Funded by entrepreneur James Joynton-Smith, the three ‘Wallabies v Kangaroos’ matches did not earn enough gate-money to fully cover his costs or those of the NSWRL. So a fourth game was arranged. To increase interest and gate-takings, the NSWRL scheduled the Final on the under-card.
Balmain were seemingly aggrieved at the demotion of importance of the Final, and asked the NSWRL to ensure it was played on a separate day. They also argued that their players’ labour should not go towards paying money owed to Joynton-Smith and the NSWRL. The League refused and Balmain announced that they would not play.
On the day of the Final the Balmain players arrived outside the ground in the early afternoon, well before the scheduled kick-off time of 2 o’clock. They then picketed the entrance, endeavouring to convince patrons not to enter.
Despite very heavy rain and the protests of the Balmain footballers, enough of a crowd turned up to clear the debts of Joynton-Smith and the NSWRL. Balmain stuck to their word and did not appear on the field. Souths kicked-off, picked up the ball and scored a try. The referee awarded them the match, and with it the 1909 premiership.
In the days that followed a public meeting was held at Balmain to decide what to do about challenging Souths being credited as premiers. It then became apparent what Balmain had been trying to achieve. The first speaker at the meeting was North Sydney’s Alexander Knox. He had convinced Balmain to forfeit the Final in the hope that the NSWRL would not earn enough money to pay off its debts or be able to reimburse Joynton-Smith.
With the NSWRL bankrupted, Balmain and Norths officials would lead the formation of a new rugby league body – one in which they, and not South Sydney and Easts, would be the dominant office-holders. With little hope of winning the premiership, Balmain felt they had more to gain by causing the NSWRL to collapse.
Further meetings were held, attempting to instigate legal proceedings and investigate forming a new League, but they eventually stalled.
In the opening round of the 1910 competition, the NSWRL scheduled a ‘re-match’ between Souths and Balmain at Birchgrove Park to appease the local supporters.
‘The Balmainiacs’ responded by establishing a record crowd for a NSWRL club match of over 5,000. The home team though were beaten 13-5 in a very tough and physical encounter.
The Referee thought it necessary to praise the Birchgrove crowd for their behaviour, offering, “Naturally they like to see their favourites win, and what district does not? In the present instance, however, their team had to play second fiddle, but as sports they took the defeat in good spirit, and liberally applauded the visitors.”

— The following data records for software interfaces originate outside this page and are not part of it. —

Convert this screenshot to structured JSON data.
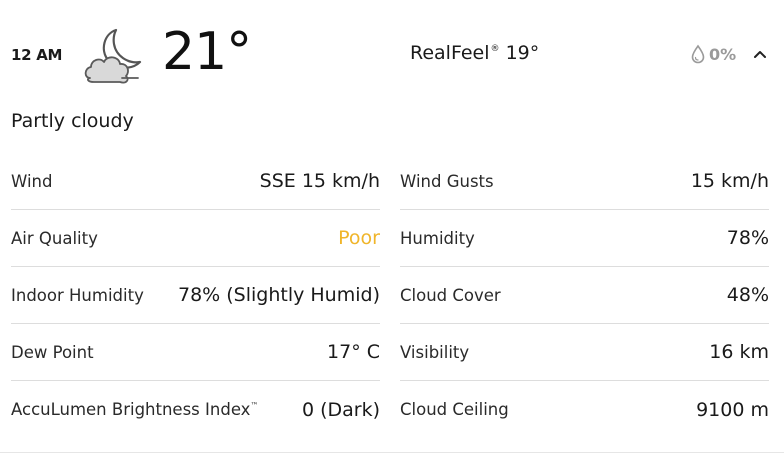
{
  "header": {
    "time": "12 AM",
    "icon": "partly-cloudy-night-icon",
    "temperature": "21°",
    "realfeel_label": "RealFeel",
    "realfeel_mark": "®",
    "realfeel_value": "19°",
    "precip_icon": "raindrop-icon",
    "precip_value": "0%",
    "toggle_icon": "chevron-up-icon"
  },
  "phrase": "Partly cloudy",
  "details_left": [
    {
      "label": "Wind",
      "value": "SSE 15 km/h"
    },
    {
      "label": "Air Quality",
      "value": "Poor"
    },
    {
      "label": "Indoor Humidity",
      "value": "78% (Slightly Humid)"
    },
    {
      "label": "Dew Point",
      "value": "17° C"
    },
    {
      "label": "AccuLumen Brightness Index",
      "label_mark": "™",
      "value": "0 (Dark)"
    }
  ],
  "details_right": [
    {
      "label": "Wind Gusts",
      "value": "15 km/h"
    },
    {
      "label": "Humidity",
      "value": "78%"
    },
    {
      "label": "Cloud Cover",
      "value": "48%"
    },
    {
      "label": "Visibility",
      "value": "16 km"
    },
    {
      "label": "Cloud Ceiling",
      "value": "9100 m"
    }
  ],
  "colors": {
    "air_quality_poor": "#f0b52a",
    "muted": "#9a9a9a",
    "divider": "#dddddd"
  }
}
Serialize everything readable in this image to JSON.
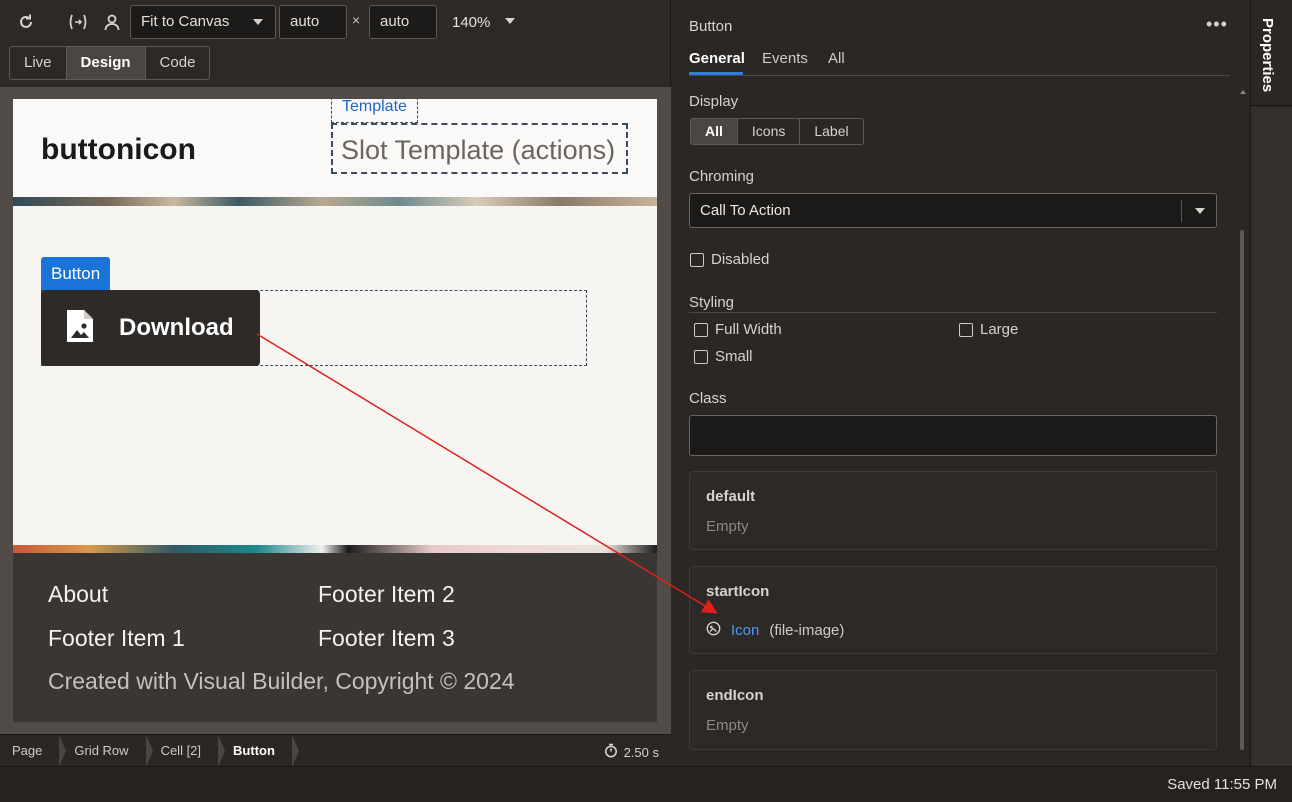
{
  "toolbar": {
    "fit_label": "Fit to Canvas",
    "width_value": "auto",
    "height_value": "auto",
    "times_glyph": "×",
    "zoom": "140%"
  },
  "modes": [
    "Live",
    "Design",
    "Code"
  ],
  "active_mode": "Design",
  "canvas": {
    "app_title": "buttonicon",
    "template_tag": "Template",
    "slot_template": "Slot Template (actions)",
    "button_tag": "Button",
    "download_label": "Download",
    "footer": {
      "about": "About",
      "item1": "Footer Item 1",
      "item2": "Footer Item 2",
      "item3": "Footer Item 3",
      "copyright": "Created with Visual Builder, Copyright © 2024"
    }
  },
  "breadcrumbs": [
    "Page",
    "Grid Row",
    "Cell [2]",
    "Button"
  ],
  "timer": "2.50 s",
  "properties": {
    "title": "Button",
    "tabs": [
      "General",
      "Events",
      "All"
    ],
    "display_label": "Display",
    "display_options": [
      "All",
      "Icons",
      "Label"
    ],
    "chroming_label": "Chroming",
    "chroming_value": "Call To Action",
    "disabled_label": "Disabled",
    "styling_label": "Styling",
    "full_width_label": "Full Width",
    "large_label": "Large",
    "small_label": "Small",
    "class_label": "Class",
    "slots": {
      "default_name": "default",
      "default_value": "Empty",
      "starticon_name": "startIcon",
      "starticon_link": "Icon",
      "starticon_sub": "(file-image)",
      "endicon_name": "endIcon",
      "endicon_value": "Empty"
    }
  },
  "side_tab": "Properties",
  "status": "Saved 11:55 PM",
  "colors": {
    "accent": "#1a73d9",
    "link": "#4b9af5",
    "annotation_arrow": "#e0201b"
  }
}
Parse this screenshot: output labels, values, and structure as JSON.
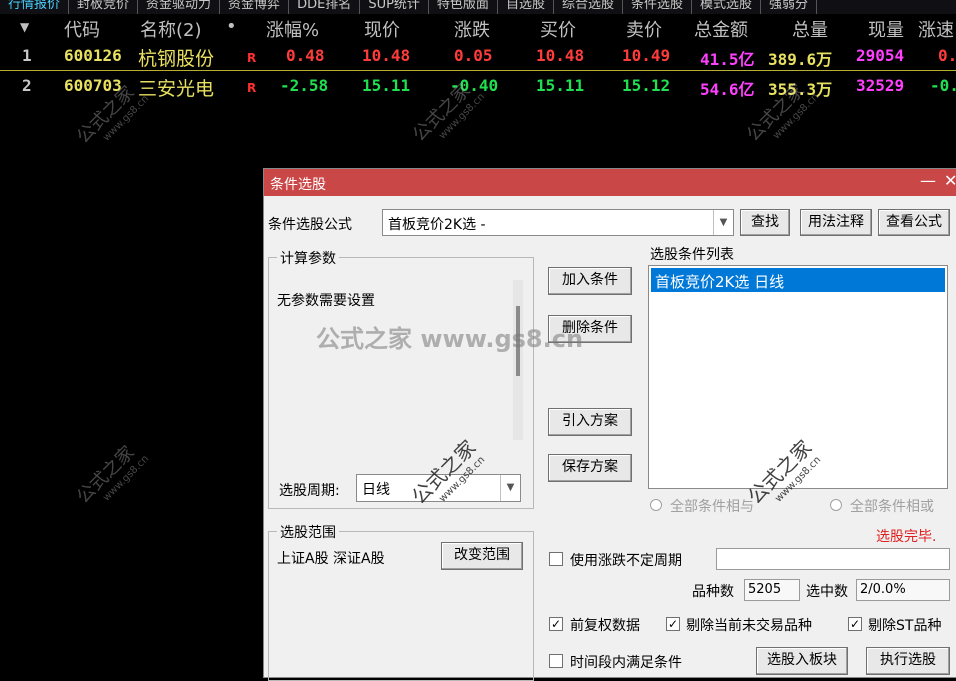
{
  "tabs": [
    "行情报价",
    "封板竞价",
    "资金驱动力",
    "资金博弈",
    "DDE排名",
    "SUP统计",
    "特色版面",
    "自选股",
    "综合选股",
    "条件选股",
    "模式选股",
    "强弱分"
  ],
  "columns": [
    "▼",
    "代码",
    "名称(2)",
    "•",
    "涨幅%",
    "现价",
    "涨跌",
    "买价",
    "卖价",
    "总金额",
    "总量",
    "现量",
    "涨速"
  ],
  "rows": [
    {
      "idx": "1",
      "code": "600126",
      "name": "杭钢股份",
      "tag": "R",
      "pct": "0.48",
      "price": "10.48",
      "chg": "0.05",
      "bid": "10.48",
      "ask": "10.49",
      "amount": "41.5亿",
      "volume": "389.6万",
      "vol_now": "29054",
      "speed": "0."
    },
    {
      "idx": "2",
      "code": "600703",
      "name": "三安光电",
      "tag": "R",
      "pct": "-2.58",
      "price": "15.11",
      "chg": "-0.40",
      "bid": "15.11",
      "ask": "15.12",
      "amount": "54.6亿",
      "volume": "355.3万",
      "vol_now": "32529",
      "speed": "-0."
    }
  ],
  "colors": {
    "red": "#ff3c3c",
    "green": "#20e050",
    "yellow": "#e8e060",
    "magenta": "#ff40ff",
    "title_bar": "#c94747",
    "selection": "#0078d7"
  },
  "watermark": {
    "text": "公式之家",
    "url": "www.gs8.cn",
    "center": "公式之家 www.gs8.cn"
  },
  "dialog": {
    "title": "条件选股",
    "formula_label": "条件选股公式",
    "formula_value": "首板竞价2K选  -",
    "btn_find": "查找",
    "btn_usage": "用法注释",
    "btn_view": "查看公式",
    "params_title": "计算参数",
    "params_text": "无参数需要设置",
    "period_label": "选股周期:",
    "period_value": "日线",
    "range_title": "选股范围",
    "range_text": "上证A股 深证A股",
    "btn_change_range": "改变范围",
    "btn_add": "加入条件",
    "btn_delete": "删除条件",
    "btn_import": "引入方案",
    "btn_save": "保存方案",
    "list_title": "选股条件列表",
    "list_items": [
      "首板竞价2K选  日线"
    ],
    "radio_and": "全部条件相与",
    "radio_or": "全部条件相或",
    "status": "选股完毕.",
    "chk_variable_period": "使用涨跌不定周期",
    "count_label": "品种数",
    "count_value": "5205",
    "selected_label": "选中数",
    "selected_value": "2/0.0%",
    "chk_adjust": "前复权数据",
    "chk_remove_untraded": "剔除当前未交易品种",
    "chk_remove_st": "剔除ST品种",
    "chk_time_range": "时间段内满足条件",
    "btn_to_block": "选股入板块",
    "btn_execute": "执行选股"
  }
}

At the first NSWRL meeting of 1910, Norths’
Alexander Knox was banned from rugby league
Courtesy of Sean Fagan of RL1908.com
Interesting read and thanks to the blog site